[6] The Midrash Ha-Gadol (Bereishit 13:18) states: "'And he built there an altar' – Avraham built three altars: One in Shechem, the place where the blessings and curses would be given, and there Yehoshua entered into a covenant with all of Israel, as it is stated: 'And Yehoshua gathered all the elders of Israel to Shechem' (Yehoshua 24:1). One in Ai, so that his descendants should be saved from the people of Ai. And one in Chevron, the place where they would establish David as king, and there they made a covenant, as it is stated: 'And they came… and King David made a covenent with them in Chevron before the Lord' (II Shemuel 5:3)." Like the midrash in Bereishit Rabba, this midrash counts only the three altars that Avraham built on his own initiative.

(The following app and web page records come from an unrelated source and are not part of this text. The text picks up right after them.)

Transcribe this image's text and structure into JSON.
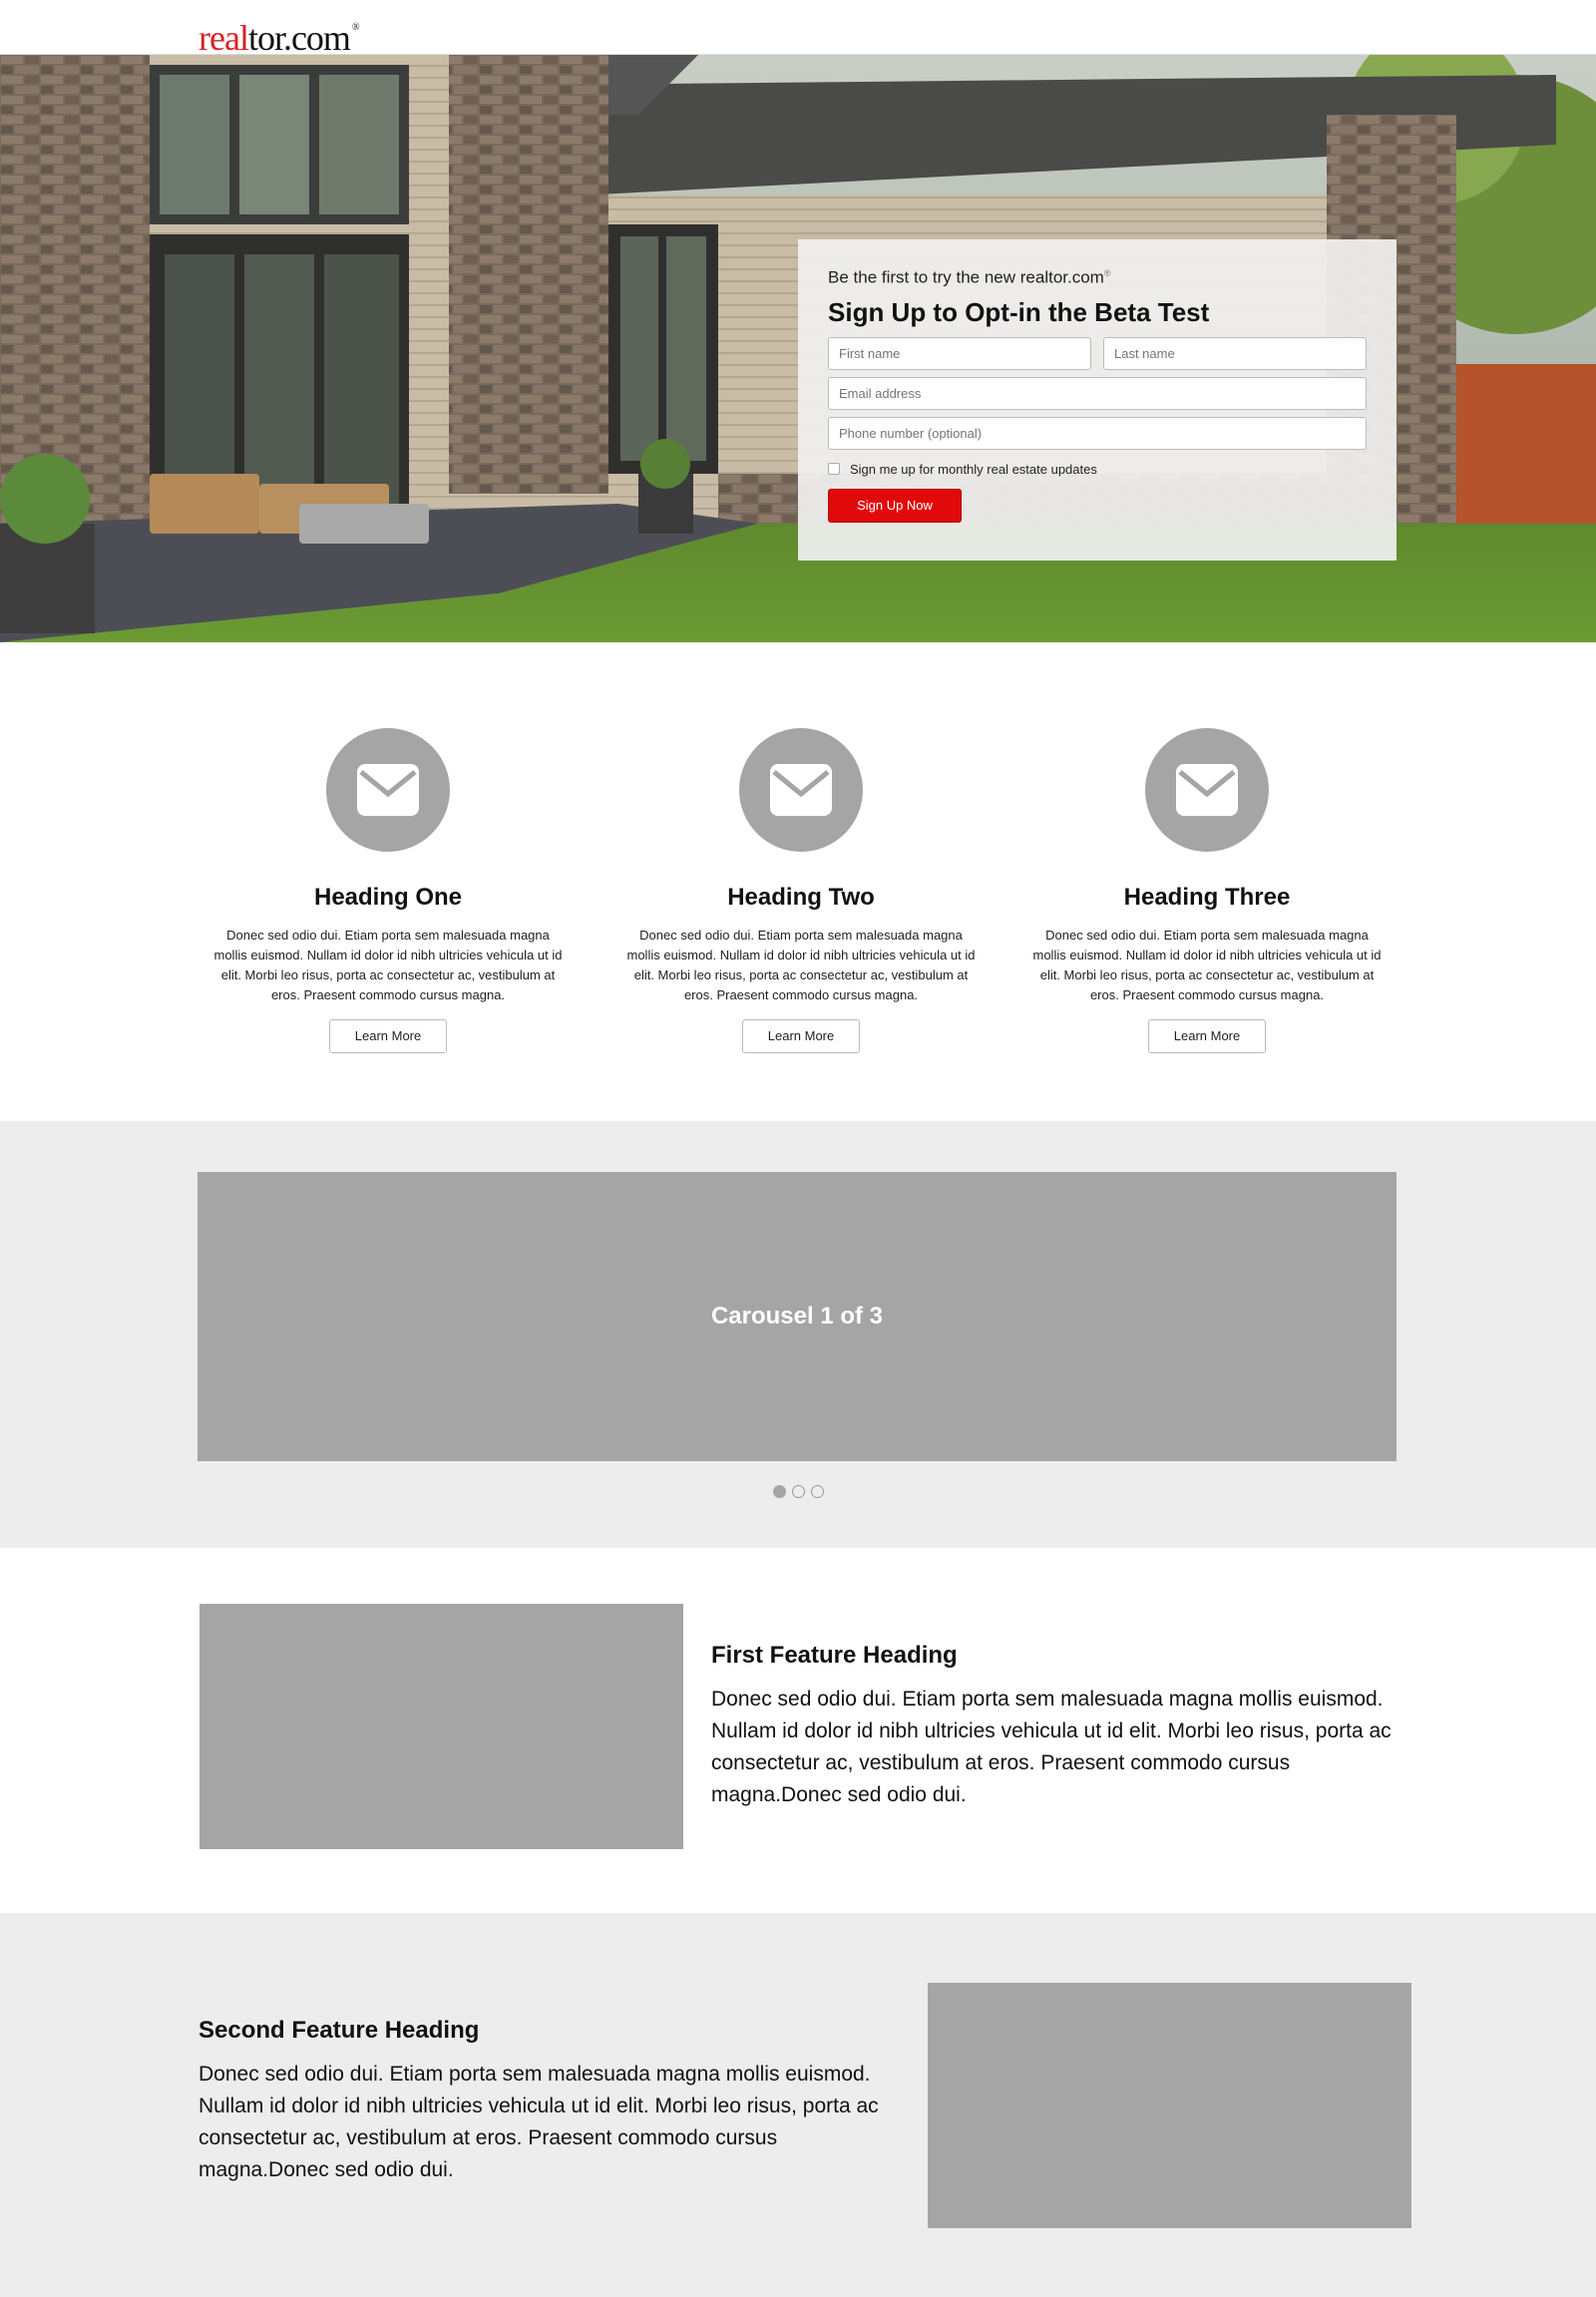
{
  "header": {
    "logo_real": "real",
    "logo_tor": "tor.com",
    "logo_mark": "®"
  },
  "signup": {
    "kicker": "Be the first to try the new realtor.com",
    "kicker_mark": "®",
    "title": "Sign Up to Opt-in the Beta Test",
    "first_name_placeholder": "First name",
    "last_name_placeholder": "Last name",
    "email_placeholder": "Email address",
    "phone_placeholder": "Phone number (optional)",
    "checkbox_label": "Sign me up for monthly real estate updates",
    "submit_label": "Sign Up Now",
    "accent_color": "#e00a0a"
  },
  "columns": [
    {
      "icon": "envelope-icon",
      "heading": "Heading One",
      "body": "Donec sed odio dui. Etiam porta sem malesuada magna mollis euismod. Nullam id dolor id nibh ultricies vehicula ut id elit. Morbi leo risus, porta ac consectetur ac, vestibulum at eros. Praesent commodo cursus magna.",
      "button": "Learn More"
    },
    {
      "icon": "envelope-icon",
      "heading": "Heading Two",
      "body": "Donec sed odio dui. Etiam porta sem malesuada magna mollis euismod. Nullam id dolor id nibh ultricies vehicula ut id elit. Morbi leo risus, porta ac consectetur ac, vestibulum at eros. Praesent commodo cursus magna.",
      "button": "Learn More"
    },
    {
      "icon": "envelope-icon",
      "heading": "Heading Three",
      "body": "Donec sed odio dui. Etiam porta sem malesuada magna mollis euismod. Nullam id dolor id nibh ultricies vehicula ut id elit. Morbi leo risus, porta ac consectetur ac, vestibulum at eros. Praesent commodo cursus magna.",
      "button": "Learn More"
    }
  ],
  "carousel": {
    "label": "Carousel 1 of 3",
    "active_index": 0,
    "slide_count": 3
  },
  "feature_one": {
    "heading": "First Feature Heading",
    "body": "Donec sed odio dui. Etiam porta sem malesuada magna mollis euismod. Nullam id dolor id nibh ultricies vehicula ut id elit. Morbi leo risus, porta ac consectetur ac, vestibulum at eros. Praesent commodo cursus magna.Donec sed odio dui."
  },
  "feature_two": {
    "heading": "Second Feature Heading",
    "body": "Donec sed odio dui. Etiam porta sem malesuada magna mollis euismod. Nullam id dolor id nibh ultricies vehicula ut id elit. Morbi leo risus, porta ac consectetur ac, vestibulum at eros. Praesent commodo cursus magna.Donec sed odio dui."
  }
}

[7] Attention should be paid to the causal relationship between human acts and God's revelation. Does the human act lead to the revelation? Or is the opposite true, that the revelation comes first, and in its wake, man builds an altar or sacrifices upon it?

[8] This explains and illustrates what we said in earlier shiurim regarding the essence of a pillar.

[9] It is interesting that it is specifically the Tetragrammaton that is used in connection with the building of altars.

[10] It is interesting that Avraham was the first person to receive a prophetic vision, as opposed to revelation and hearing God's word, which we find already with Adam, Kayin, Noach and others. See Meshekh Chokhma, ad loc.

[11] There are interesting differences between the altar in Shechem and the altar between Bet-El and Ai. It is not by chance that it is specifically in the wake of the revelation at Bet-El that Avraham calls out upon the name of God. Whatever the precise meaning of this “calling out,” it is clear that in Bet-El, Avram's second stop in the land, there is not only divine revelation, but human service of God in its wake. This accords with our understanding that Bet-El was the site of "the natural Temple" of the patriarchs.

[12] It is possible that it was there that all the elders of Israel anointed him as king before the Lord (II Shemuel 5:3), and perhaps there that Avshalom tried to worship God (ibid. 15:7-9).